● Supplied data:
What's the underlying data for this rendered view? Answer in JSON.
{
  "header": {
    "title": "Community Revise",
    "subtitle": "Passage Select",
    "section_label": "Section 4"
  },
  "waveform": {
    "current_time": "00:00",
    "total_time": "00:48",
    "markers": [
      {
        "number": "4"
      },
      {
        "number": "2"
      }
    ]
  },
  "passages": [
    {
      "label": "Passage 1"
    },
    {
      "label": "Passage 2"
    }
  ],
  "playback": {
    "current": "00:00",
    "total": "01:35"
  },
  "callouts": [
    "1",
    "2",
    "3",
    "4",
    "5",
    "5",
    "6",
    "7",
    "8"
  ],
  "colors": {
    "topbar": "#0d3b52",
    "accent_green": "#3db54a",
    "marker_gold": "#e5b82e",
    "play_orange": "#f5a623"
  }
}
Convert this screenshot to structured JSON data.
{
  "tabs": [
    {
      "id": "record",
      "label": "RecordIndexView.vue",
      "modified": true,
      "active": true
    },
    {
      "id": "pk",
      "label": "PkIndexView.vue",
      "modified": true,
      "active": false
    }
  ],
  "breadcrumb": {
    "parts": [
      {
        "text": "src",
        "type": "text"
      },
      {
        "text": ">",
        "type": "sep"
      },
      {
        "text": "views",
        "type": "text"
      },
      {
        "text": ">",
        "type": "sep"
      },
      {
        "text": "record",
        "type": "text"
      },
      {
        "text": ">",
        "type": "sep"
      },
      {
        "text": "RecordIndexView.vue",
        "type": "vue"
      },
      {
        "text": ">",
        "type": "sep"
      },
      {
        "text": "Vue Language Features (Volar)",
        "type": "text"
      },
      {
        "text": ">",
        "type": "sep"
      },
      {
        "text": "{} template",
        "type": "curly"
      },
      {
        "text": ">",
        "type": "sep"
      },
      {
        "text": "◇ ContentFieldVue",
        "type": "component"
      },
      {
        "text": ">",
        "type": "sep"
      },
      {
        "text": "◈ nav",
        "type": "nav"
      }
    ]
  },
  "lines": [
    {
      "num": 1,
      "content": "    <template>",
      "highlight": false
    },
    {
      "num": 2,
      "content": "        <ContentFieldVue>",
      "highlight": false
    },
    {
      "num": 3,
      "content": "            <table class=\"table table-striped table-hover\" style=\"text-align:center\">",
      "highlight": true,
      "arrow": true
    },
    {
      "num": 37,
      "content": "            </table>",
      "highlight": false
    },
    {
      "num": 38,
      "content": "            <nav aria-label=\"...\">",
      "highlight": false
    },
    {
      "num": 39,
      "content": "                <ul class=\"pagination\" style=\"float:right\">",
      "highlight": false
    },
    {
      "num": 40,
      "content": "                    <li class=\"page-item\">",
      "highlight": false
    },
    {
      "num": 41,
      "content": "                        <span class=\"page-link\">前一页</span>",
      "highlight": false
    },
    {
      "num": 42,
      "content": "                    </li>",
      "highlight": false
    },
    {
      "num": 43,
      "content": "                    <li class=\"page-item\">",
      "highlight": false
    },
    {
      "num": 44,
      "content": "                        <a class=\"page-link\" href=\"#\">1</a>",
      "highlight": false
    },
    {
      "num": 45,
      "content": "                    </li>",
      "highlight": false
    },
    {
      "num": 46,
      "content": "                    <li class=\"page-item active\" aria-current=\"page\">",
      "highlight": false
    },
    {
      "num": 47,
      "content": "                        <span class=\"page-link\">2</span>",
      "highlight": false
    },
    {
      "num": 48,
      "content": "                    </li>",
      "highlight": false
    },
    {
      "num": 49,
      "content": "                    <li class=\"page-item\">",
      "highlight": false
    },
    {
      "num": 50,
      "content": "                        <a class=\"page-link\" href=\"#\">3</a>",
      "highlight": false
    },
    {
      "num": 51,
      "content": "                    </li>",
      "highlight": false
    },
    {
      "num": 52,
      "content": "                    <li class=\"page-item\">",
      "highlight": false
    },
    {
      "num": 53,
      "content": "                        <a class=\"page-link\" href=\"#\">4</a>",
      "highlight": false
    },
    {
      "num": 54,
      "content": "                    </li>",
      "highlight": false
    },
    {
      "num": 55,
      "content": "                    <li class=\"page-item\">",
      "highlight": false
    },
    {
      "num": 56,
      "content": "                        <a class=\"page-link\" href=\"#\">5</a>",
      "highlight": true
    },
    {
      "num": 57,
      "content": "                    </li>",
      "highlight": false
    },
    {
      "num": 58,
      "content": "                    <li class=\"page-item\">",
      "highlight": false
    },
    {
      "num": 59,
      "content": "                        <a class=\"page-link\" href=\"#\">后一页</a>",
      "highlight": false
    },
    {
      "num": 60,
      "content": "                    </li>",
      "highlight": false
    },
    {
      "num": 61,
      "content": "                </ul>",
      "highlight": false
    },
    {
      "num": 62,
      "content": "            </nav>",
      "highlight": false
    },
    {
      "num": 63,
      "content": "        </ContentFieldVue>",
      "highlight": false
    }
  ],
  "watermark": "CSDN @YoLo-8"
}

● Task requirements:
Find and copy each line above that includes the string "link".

● Response area:
      "content": "                        <span class=\"page-link\">前一页</span>",
      "content": "                        <a class=\"page-link\" href=\"#\">1</a>",
      "content": "                        <span class=\"page-link\">2</span>",
      "content": "                        <a class=\"page-link\" href=\"#\">3</a>",
      "content": "                        <a class=\"page-link\" href=\"#\">4</a>",
      "content": "                        <a class=\"page-link\" href=\"#\">5</a>",
      "content": "                        <a class=\"page-link\" href=\"#\">后一页</a>",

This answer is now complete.